Beyond CSX Transportation Inc. and Baltimore City, the list of potential litigants is long, ranging from the manufacturer of the train cars involved in the accident to the company that designed the water pipe buried under Howard Street.
"What they [the NTSB] say could have millions of dollars of impact on somebody's bottom line," said John W. Bagby, professor of business law at Penn State's Smeal College of Business. "But there are staff attorneys and investigators for both the city and CSX looking at this, so the NTSB won't be the only source of information that will impact court litigation."
The complexity of the case -- a combined train derailment, fire and water main break -- increases the potential for a lengthy legal scrimmage, experts say.

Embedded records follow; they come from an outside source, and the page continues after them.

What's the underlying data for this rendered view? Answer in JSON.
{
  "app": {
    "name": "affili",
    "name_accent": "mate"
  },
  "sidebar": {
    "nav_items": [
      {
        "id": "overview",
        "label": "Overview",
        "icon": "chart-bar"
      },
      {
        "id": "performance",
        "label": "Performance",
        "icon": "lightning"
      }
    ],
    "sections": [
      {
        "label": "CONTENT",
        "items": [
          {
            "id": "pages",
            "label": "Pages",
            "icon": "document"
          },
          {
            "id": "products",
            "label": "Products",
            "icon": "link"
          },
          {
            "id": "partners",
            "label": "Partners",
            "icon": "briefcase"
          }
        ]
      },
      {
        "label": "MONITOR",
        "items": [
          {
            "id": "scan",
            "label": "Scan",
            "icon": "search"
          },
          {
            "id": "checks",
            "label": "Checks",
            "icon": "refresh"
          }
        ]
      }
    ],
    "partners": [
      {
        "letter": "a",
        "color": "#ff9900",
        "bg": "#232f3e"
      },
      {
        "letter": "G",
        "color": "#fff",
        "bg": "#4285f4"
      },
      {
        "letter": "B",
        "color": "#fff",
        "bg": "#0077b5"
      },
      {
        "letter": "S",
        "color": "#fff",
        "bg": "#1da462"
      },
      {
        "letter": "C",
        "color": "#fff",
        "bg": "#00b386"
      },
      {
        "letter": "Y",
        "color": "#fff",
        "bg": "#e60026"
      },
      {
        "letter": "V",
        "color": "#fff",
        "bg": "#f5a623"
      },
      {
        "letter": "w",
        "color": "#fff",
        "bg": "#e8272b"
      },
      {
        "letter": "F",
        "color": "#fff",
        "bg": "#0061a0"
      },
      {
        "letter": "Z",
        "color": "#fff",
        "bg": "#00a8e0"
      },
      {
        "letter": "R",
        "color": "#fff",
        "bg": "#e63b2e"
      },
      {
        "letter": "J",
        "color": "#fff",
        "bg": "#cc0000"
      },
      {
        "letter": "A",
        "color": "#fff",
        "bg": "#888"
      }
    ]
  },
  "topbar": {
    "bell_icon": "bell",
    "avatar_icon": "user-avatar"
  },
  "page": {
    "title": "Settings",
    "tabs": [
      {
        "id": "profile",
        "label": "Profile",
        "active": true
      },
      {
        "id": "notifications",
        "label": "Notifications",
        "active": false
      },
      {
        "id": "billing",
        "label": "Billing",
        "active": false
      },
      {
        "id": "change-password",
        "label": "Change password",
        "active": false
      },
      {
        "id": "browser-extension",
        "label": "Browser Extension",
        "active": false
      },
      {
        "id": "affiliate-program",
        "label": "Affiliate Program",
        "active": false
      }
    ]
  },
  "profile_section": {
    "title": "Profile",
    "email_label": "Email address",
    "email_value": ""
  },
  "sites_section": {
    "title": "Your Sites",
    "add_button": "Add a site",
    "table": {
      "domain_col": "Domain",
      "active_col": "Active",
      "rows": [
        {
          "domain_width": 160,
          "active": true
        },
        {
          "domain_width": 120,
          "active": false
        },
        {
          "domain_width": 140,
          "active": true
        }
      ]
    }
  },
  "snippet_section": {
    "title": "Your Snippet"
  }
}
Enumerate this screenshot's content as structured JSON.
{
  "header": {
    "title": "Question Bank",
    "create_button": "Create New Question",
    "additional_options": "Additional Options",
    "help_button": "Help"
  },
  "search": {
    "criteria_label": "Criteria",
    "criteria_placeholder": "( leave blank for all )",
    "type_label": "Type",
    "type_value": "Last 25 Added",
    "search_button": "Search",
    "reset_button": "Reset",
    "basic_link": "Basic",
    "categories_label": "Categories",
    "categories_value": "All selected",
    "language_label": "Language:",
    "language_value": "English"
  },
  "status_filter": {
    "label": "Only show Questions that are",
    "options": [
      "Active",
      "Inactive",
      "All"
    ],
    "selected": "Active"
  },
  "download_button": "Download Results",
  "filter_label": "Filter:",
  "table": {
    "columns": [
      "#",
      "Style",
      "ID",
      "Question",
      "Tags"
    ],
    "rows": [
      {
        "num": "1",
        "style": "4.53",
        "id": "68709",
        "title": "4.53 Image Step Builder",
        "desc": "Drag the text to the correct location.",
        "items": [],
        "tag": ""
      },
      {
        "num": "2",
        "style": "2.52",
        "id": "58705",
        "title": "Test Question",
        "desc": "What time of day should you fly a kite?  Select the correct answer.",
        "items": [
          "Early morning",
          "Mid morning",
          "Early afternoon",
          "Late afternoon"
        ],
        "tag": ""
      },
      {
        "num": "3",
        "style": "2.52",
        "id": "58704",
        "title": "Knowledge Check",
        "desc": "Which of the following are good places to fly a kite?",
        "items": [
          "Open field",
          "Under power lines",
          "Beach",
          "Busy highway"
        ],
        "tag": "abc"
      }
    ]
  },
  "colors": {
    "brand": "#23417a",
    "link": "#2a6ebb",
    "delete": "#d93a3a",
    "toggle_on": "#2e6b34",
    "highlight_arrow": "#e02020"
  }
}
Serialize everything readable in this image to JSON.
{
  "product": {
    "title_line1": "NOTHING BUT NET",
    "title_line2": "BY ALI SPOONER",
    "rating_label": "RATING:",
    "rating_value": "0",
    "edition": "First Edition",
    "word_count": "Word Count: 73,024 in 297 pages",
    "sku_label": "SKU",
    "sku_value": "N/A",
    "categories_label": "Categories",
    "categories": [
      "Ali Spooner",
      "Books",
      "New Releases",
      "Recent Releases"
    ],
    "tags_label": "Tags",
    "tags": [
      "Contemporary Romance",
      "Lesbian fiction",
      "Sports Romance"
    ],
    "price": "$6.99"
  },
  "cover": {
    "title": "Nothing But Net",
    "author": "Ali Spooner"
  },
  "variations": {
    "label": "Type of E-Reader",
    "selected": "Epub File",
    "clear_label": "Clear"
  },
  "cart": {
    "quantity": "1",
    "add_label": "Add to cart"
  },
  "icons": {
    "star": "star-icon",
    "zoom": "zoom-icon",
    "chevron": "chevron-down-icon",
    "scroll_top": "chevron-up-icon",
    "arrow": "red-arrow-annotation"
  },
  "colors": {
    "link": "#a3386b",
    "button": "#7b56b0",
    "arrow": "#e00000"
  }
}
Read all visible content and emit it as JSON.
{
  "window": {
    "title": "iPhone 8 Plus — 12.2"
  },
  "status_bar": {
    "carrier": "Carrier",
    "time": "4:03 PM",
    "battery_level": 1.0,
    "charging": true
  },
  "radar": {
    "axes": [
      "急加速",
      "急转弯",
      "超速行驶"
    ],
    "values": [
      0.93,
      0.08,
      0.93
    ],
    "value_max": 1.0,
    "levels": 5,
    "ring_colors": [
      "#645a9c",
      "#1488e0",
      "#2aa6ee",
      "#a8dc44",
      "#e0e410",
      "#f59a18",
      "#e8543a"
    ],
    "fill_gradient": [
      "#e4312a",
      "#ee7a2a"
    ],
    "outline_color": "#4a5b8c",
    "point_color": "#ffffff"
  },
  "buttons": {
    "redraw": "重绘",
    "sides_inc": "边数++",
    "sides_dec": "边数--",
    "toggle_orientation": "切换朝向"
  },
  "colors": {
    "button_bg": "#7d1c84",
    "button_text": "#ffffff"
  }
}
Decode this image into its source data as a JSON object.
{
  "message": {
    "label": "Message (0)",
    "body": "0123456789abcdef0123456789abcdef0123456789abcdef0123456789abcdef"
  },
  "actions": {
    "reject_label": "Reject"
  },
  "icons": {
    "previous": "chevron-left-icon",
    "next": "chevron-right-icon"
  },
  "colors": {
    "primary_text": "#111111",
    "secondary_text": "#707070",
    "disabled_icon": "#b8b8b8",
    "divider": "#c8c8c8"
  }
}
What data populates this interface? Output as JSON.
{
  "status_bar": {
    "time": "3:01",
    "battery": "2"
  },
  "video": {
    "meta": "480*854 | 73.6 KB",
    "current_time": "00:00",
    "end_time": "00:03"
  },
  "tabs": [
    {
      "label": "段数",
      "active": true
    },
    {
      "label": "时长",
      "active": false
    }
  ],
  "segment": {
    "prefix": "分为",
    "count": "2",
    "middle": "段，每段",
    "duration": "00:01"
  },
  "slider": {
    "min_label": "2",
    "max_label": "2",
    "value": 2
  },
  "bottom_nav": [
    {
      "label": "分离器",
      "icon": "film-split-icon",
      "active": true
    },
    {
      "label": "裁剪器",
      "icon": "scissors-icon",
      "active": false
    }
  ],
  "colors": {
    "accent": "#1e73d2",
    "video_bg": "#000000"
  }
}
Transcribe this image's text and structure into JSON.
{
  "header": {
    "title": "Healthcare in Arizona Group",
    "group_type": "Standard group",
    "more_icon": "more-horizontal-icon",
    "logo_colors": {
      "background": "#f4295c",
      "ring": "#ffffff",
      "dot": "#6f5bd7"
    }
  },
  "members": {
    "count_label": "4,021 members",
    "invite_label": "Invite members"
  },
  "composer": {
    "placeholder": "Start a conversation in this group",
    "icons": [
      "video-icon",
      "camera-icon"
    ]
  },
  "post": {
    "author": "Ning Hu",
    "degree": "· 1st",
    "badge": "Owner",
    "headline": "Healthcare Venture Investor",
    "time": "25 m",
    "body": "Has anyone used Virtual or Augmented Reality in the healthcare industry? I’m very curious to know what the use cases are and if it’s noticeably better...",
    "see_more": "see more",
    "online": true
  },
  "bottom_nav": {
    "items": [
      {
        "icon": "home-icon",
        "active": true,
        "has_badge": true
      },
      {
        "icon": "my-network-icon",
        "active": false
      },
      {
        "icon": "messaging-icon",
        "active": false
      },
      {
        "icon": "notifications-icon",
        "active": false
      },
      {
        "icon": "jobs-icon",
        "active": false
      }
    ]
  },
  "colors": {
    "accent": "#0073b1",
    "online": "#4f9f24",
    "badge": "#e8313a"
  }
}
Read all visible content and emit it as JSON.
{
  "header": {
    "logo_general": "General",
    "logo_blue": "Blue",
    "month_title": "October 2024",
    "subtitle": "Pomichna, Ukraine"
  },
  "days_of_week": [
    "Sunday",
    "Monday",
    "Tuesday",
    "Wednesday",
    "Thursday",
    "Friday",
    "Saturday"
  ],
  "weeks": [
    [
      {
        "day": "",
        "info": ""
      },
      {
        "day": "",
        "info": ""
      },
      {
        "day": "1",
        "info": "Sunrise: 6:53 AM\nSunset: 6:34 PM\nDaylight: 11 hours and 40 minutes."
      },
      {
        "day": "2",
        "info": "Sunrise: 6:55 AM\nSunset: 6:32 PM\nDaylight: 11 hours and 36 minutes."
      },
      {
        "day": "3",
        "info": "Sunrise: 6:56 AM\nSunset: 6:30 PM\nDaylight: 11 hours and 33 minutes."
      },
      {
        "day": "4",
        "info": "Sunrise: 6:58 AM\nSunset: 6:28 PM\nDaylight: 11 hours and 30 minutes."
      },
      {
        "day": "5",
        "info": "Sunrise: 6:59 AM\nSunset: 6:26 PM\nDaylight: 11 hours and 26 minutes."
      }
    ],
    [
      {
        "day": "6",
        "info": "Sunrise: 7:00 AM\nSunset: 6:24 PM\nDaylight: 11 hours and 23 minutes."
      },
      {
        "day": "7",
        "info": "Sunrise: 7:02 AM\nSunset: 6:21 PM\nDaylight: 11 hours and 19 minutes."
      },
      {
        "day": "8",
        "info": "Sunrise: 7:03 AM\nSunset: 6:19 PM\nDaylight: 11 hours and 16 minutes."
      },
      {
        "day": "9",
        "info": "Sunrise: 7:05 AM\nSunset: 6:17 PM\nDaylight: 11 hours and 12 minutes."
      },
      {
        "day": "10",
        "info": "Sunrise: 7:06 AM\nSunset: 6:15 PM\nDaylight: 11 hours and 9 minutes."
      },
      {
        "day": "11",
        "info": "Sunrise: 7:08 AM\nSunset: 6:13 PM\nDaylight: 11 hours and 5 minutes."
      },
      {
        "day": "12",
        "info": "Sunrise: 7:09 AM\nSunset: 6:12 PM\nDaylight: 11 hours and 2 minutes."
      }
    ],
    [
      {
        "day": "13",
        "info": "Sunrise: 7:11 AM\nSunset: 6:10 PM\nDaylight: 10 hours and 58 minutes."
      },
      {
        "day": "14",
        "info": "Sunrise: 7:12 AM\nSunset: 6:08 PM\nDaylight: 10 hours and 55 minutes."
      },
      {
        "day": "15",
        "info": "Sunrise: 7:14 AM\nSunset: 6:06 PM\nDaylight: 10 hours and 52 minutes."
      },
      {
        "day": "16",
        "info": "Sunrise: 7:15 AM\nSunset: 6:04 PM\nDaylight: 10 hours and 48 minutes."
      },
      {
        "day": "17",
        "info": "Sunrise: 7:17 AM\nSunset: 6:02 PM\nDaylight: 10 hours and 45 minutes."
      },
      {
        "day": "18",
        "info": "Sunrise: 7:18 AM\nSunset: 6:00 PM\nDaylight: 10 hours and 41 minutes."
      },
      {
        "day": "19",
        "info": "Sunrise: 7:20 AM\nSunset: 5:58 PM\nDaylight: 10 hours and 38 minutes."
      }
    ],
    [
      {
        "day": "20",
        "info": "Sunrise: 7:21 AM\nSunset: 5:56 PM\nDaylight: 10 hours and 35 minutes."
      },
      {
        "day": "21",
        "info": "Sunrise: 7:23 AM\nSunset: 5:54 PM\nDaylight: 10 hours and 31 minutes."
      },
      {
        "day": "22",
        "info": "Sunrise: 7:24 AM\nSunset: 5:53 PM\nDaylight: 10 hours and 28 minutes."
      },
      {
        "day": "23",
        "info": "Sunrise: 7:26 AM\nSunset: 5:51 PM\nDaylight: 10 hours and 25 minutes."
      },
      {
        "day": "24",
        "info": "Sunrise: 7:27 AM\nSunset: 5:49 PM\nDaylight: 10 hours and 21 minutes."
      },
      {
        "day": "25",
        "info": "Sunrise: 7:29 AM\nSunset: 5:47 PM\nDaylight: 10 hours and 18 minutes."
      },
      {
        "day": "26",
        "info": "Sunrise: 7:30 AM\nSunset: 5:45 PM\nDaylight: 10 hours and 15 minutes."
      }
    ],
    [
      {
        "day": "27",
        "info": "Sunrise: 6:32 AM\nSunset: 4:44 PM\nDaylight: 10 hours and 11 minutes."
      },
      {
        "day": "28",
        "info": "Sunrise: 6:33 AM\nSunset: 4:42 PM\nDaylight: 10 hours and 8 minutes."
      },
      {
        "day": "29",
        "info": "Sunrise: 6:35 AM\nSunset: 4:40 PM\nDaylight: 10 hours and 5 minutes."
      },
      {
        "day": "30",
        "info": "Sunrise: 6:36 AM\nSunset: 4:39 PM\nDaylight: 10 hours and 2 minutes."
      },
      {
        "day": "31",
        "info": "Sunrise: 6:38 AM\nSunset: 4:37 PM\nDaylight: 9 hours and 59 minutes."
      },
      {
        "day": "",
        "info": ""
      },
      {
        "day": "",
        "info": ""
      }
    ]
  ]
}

"You could be talking about huge litigation," said Frank Branson, a Dallas attorney familiar with railroad litigation. "It'll be enough to keep insurance lawyers busy in Baltimore for years. Property damage cases can take a lot of time and energy."
Though it is not admitting fault while the investigation continues, CSX is playing the role of dutiful corporate citizen in hopes of avoiding courtroom confrontations. The Jacksonville, Fla.-based railroad sent a team of six claims agents to knock on doors up and down Howard Street this week looking for businesses that were affected by the accident. So far, 25 have been identified, although that doesn't include several larger companies in the affected area, said CSX spokesman Robert L. Gould.
Legal experts said it is customary for companies to try to settle matters quickly and without going to court. In the majority of cases, claims are settled quietly. "There's just a tremendous amount of pressure to want to settle these things so its brand and image don't get destroyed," Bagby said.
Although its legal responsibility is unclear, the railroad won public praise from Mayor Martin O'Malley for agreeing to pay the city for the overtime that firefighters and emergency crews put in trying to extinguish the stubborn fire. The figure stands at $1.3 million, though the number may ultimately be adjusted. The railroad continues to meet with city officials to discuss costs associated with the disaster.
"We pay taxes here," Gould said. "We want the mayor to be successful on his initiative of reducing the crime rate, and we also recognize the Fire Department needs all the money it can get to do its job, and overtime obviously eats into budgets for both those things."
Flagstaff, Ariz., was less fortunate when a train carrying several cars full of liquid petroleum derailed in 1981, forcing the evacuation of residents up to a mile away.
That city went after the Atchison, Topeka and Santa Fe Railway Co. for overtime and other emergency expenses incurred in the accident, arguing that its costs were the result of the railroad's negligence. The U.S. 9th Circuit Court of Appeals ruled against Flagstaff, saying the cost of providing fire protection and emergency services is to be borne by the taxpaying public.
How Maryland law would come down on the issue is unclear, since there is little legal precedence for such cases, said Philip Andrews, a managing principal at the Kramon & Graham law firm in Baltimore.
The legal issues are less murky with respect to businesses affected by street closures and flooding resulting from the water main break, experts said. Legal precedence suggests that parties can be held liable for a chain reaction of events that result from their own negligence. If investigators are able to assess clear blame for the derailment, the responsible party could be ordered to pay for lost business and other costs associated with the derailment, water main break or delayed rail freight shipments, in some cases.
That's a big if, legal experts admit. But behind the scenes, insurance adjusters, engineers and other experts are studying the potential causes and adding up the costs to clients. Already, lawyers are drafting letters to potential litigants warning of possible damages. And business owners are studying balance sheets to document profits lost while portions of downtown were shut down.
While the question of blame remains unresolved, parties who suffered damages are most likely informing both the city and CSX that they may have a case against them, said Eric N. Schloss, an associate with the Baltimore law firm of Gordon Feinblatt. Early notification is especially important if the city shoulders some of the blame, he said, because statutes require parties to file notice of loss with a municipality within 180 days.
If the city is found to be at fault for the water main break and train wreck, victims of the accident could be out of luck. In some cases, municipalities are immune from paying damages that result while providing essential services, such as water, unless victims can prove that the city should have known an accident was imminent. In this case, attorneys would have to prove that the city should have known its water pipe was faulty.
"As a lawyer, I'd be looking for a pattern of problems with that water main," Schloss said.